As we descended further down the mountain, the weather became more bearable, though the wind still kept us on our guard. Slowly, the landscape turned into something that almost looked like it came from the grasslands of Africa with waist-deep brown grasses that undulated like the sea spread all the way to the craggy Andes, though sadly there were no giraffes or elephants). In fact, it looked as if there was very little life at all. The páramo, however, is a unique ecosystem where the benefits of cooperation actually outweigh the benefits of competition, so many species work together so that they may all survive rather than compete for resources. One may be now thinking, wait a minute, doesn’t this go against everything I have learned in any biology class ever? What about “survival of the fittest?” To me, the páramo presented this beautiful metaphor for humanity and all life.

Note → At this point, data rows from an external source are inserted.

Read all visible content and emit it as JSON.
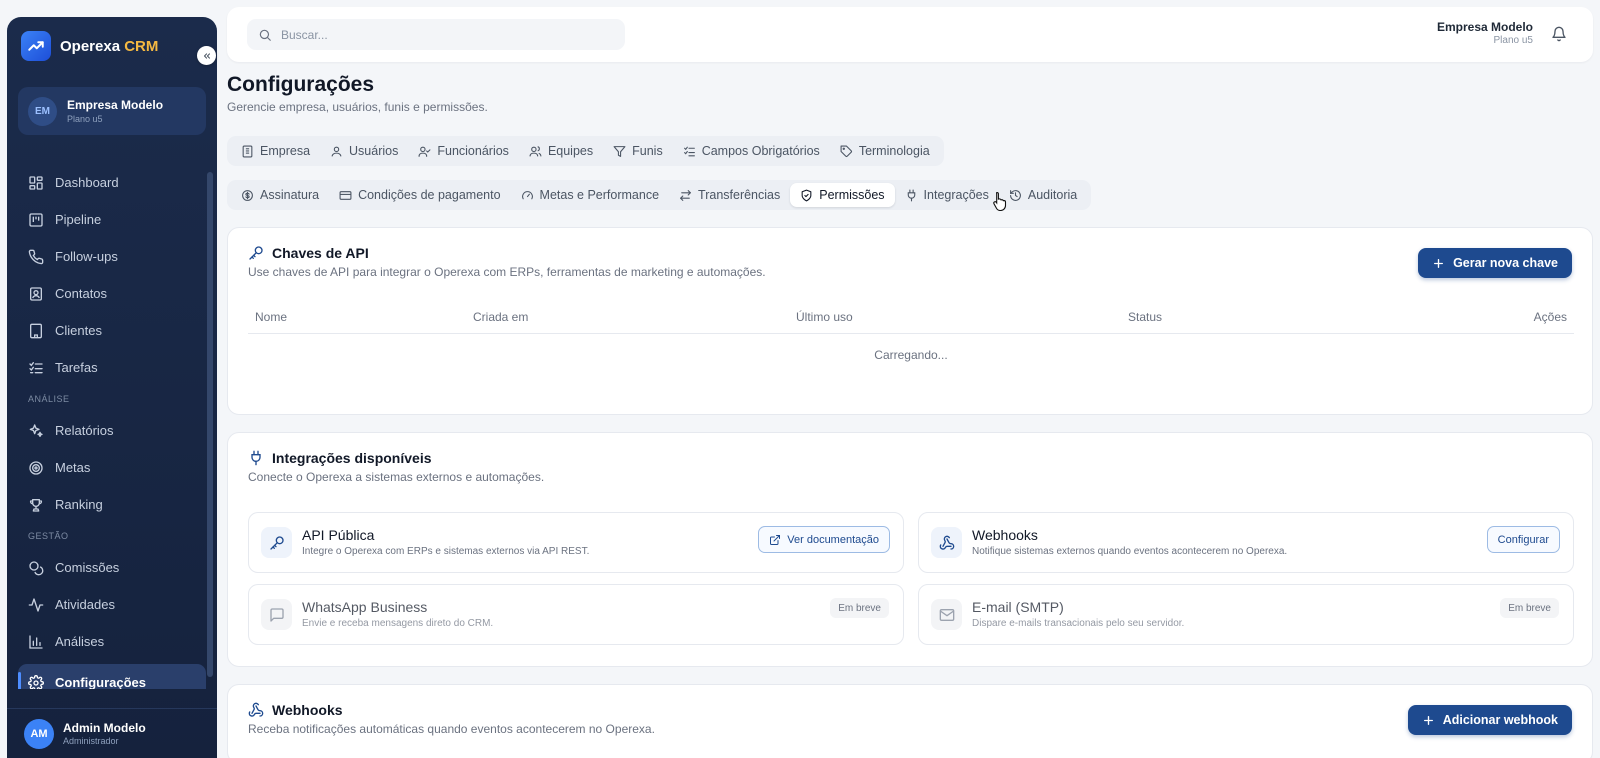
{
  "colors": {
    "sidebar_bg": "#1b2b4b",
    "accent": "#1e4a8f",
    "brand_highlight": "#f5b942",
    "page_bg": "#f4f6f9"
  },
  "brand": {
    "name": "Operexa",
    "suffix": "CRM"
  },
  "company_card": {
    "initials": "EM",
    "name": "Empresa Modelo",
    "plan": "Plano u5"
  },
  "sidebar": {
    "items": [
      {
        "label": "Dashboard",
        "icon": "dashboard-icon"
      },
      {
        "label": "Pipeline",
        "icon": "pipeline-icon"
      },
      {
        "label": "Follow-ups",
        "icon": "phone-icon"
      },
      {
        "label": "Contatos",
        "icon": "contacts-icon"
      },
      {
        "label": "Clientes",
        "icon": "building-icon"
      },
      {
        "label": "Tarefas",
        "icon": "tasks-icon"
      }
    ],
    "section_analysis": "ANÁLISE",
    "analysis_items": [
      {
        "label": "Relatórios",
        "icon": "sparkles-icon"
      },
      {
        "label": "Metas",
        "icon": "target-icon"
      },
      {
        "label": "Ranking",
        "icon": "trophy-icon"
      }
    ],
    "section_management": "GESTÃO",
    "management_items": [
      {
        "label": "Comissões",
        "icon": "coins-icon"
      },
      {
        "label": "Atividades",
        "icon": "activity-icon"
      },
      {
        "label": "Análises",
        "icon": "bar-chart-icon"
      },
      {
        "label": "Configurações",
        "icon": "gear-icon",
        "active": true
      }
    ]
  },
  "user": {
    "initials": "AM",
    "name": "Admin Modelo",
    "role": "Administrador"
  },
  "search": {
    "placeholder": "Buscar..."
  },
  "topbar": {
    "company_name": "Empresa Modelo",
    "company_plan": "Plano u5"
  },
  "page": {
    "title": "Configurações",
    "subtitle": "Gerencie empresa, usuários, funis e permissões."
  },
  "tabs_row1": [
    {
      "label": "Empresa",
      "icon": "building-icon"
    },
    {
      "label": "Usuários",
      "icon": "user-icon"
    },
    {
      "label": "Funcionários",
      "icon": "user-check-icon"
    },
    {
      "label": "Equipes",
      "icon": "users-icon"
    },
    {
      "label": "Funis",
      "icon": "filter-icon"
    },
    {
      "label": "Campos Obrigatórios",
      "icon": "list-check-icon"
    },
    {
      "label": "Terminologia",
      "icon": "tag-icon"
    }
  ],
  "tabs_row2": [
    {
      "label": "Assinatura",
      "icon": "dollar-circle-icon"
    },
    {
      "label": "Condições de pagamento",
      "icon": "credit-card-icon"
    },
    {
      "label": "Metas e Performance",
      "icon": "gauge-icon"
    },
    {
      "label": "Transferências",
      "icon": "transfer-icon"
    },
    {
      "label": "Permissões",
      "icon": "shield-check-icon",
      "active": true
    },
    {
      "label": "Integrações",
      "icon": "plug-icon"
    },
    {
      "label": "Auditoria",
      "icon": "history-icon"
    }
  ],
  "api_keys": {
    "title": "Chaves de API",
    "description": "Use chaves de API para integrar o Operexa com ERPs, ferramentas de marketing e automações.",
    "new_button": "Gerar nova chave",
    "columns": [
      "Nome",
      "Criada em",
      "Último uso",
      "Status",
      "Ações"
    ],
    "loading": "Carregando..."
  },
  "integrations": {
    "title": "Integrações disponíveis",
    "description": "Conecte o Operexa a sistemas externos e automações.",
    "items": [
      {
        "name": "API Pública",
        "description": "Integre o Operexa com ERPs e sistemas externos via API REST.",
        "action": "Ver documentação",
        "icon": "key-icon"
      },
      {
        "name": "Webhooks",
        "description": "Notifique sistemas externos quando eventos acontecerem no Operexa.",
        "action": "Configurar",
        "icon": "webhook-icon"
      },
      {
        "name": "WhatsApp Business",
        "description": "Envie e receba mensagens direto do CRM.",
        "badge": "Em breve",
        "icon": "message-icon"
      },
      {
        "name": "E-mail (SMTP)",
        "description": "Dispare e-mails transacionais pelo seu servidor.",
        "badge": "Em breve",
        "icon": "mail-icon"
      }
    ]
  },
  "webhooks": {
    "title": "Webhooks",
    "description": "Receba notificações automáticas quando eventos acontecerem no Operexa.",
    "add_button": "Adicionar webhook"
  }
}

We think that the only way to survive is to be always expanding, always moving forward, always competing. What we need to learn, however, as a species, is that sometimes competition just leads to mutual destruction. If we, as humans, continue to try to out-compete the rest of nature, then I do not think we will ever survive we will never survive as a species. Even my professor said that he prefers the páramo to all other regions of Ecuador, which includes the gorgeous coast and incredible Amazon, because of the beauty of the collaboration of the organisms of the páramo in the face of such harsh conditions. It is as if it is almost “too easy” in the Amazon, there are so many resources that organisms have extremely specific niches on which they exploit and thrive, hence the area’s colossal biodiversity. The páramo, however, with its limited resources and nigh impossible conditions, forces different species to each utilise their own advantages in tandem to survive.

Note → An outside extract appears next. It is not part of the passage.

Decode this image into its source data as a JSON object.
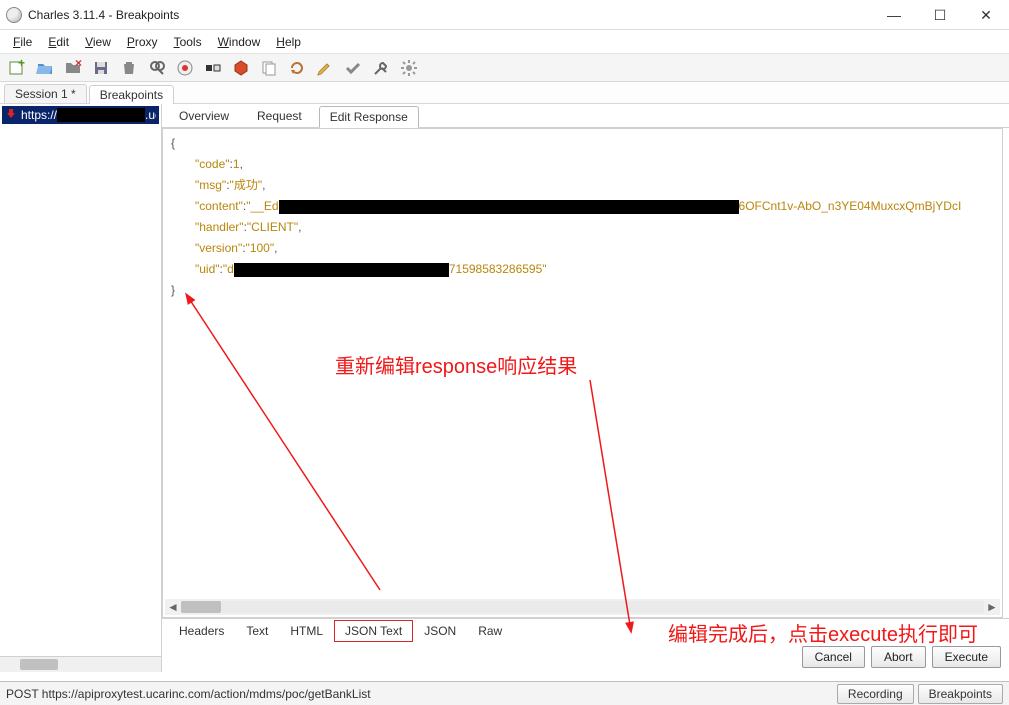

These ideas made me feel the magic of the páramo, and this was only augmented when we arrived at the place aptly named “The Enchanted Forest.” If you have ever seen a Disney movie, just picture the forest where all the bad things in the movie happened. In Sleeping Beauty, it’s the thicket that guards her tower. In Snow White and the Seven Dwarves, it’s where the huntsman comes for Snow White. In Tangled, it’s the forest around Rapunzel’s tower. I swear that the inspiration for all of this came from this forest in the páramo. The trees all have these huge branches and there are vines hanging from every branch; indeed every surface in the whole forest in covered in green. I have never seen such a thick forest, where there seemed to be no possible way for anything to be added to it, not even in the Amazon. I was ready for little elves and faeries to come waltzing out, but, sadly, they did not.

Despite the wonder I experienced in Tiputini in the Amazon and the
beauty of the cloud forests, I think that I liked the páramo the best. The
rugged, colossal mountains the watched over us throughout the hike, some of
them made of long-dried lava black as night, the impossible wind, and the ocean
of grass all enchanted me with their beauty and their resilience. I hope that
we as people can take something from the lessons of the páramo, and listen to
nature for once instead of trying to reap all she can give until it is gone.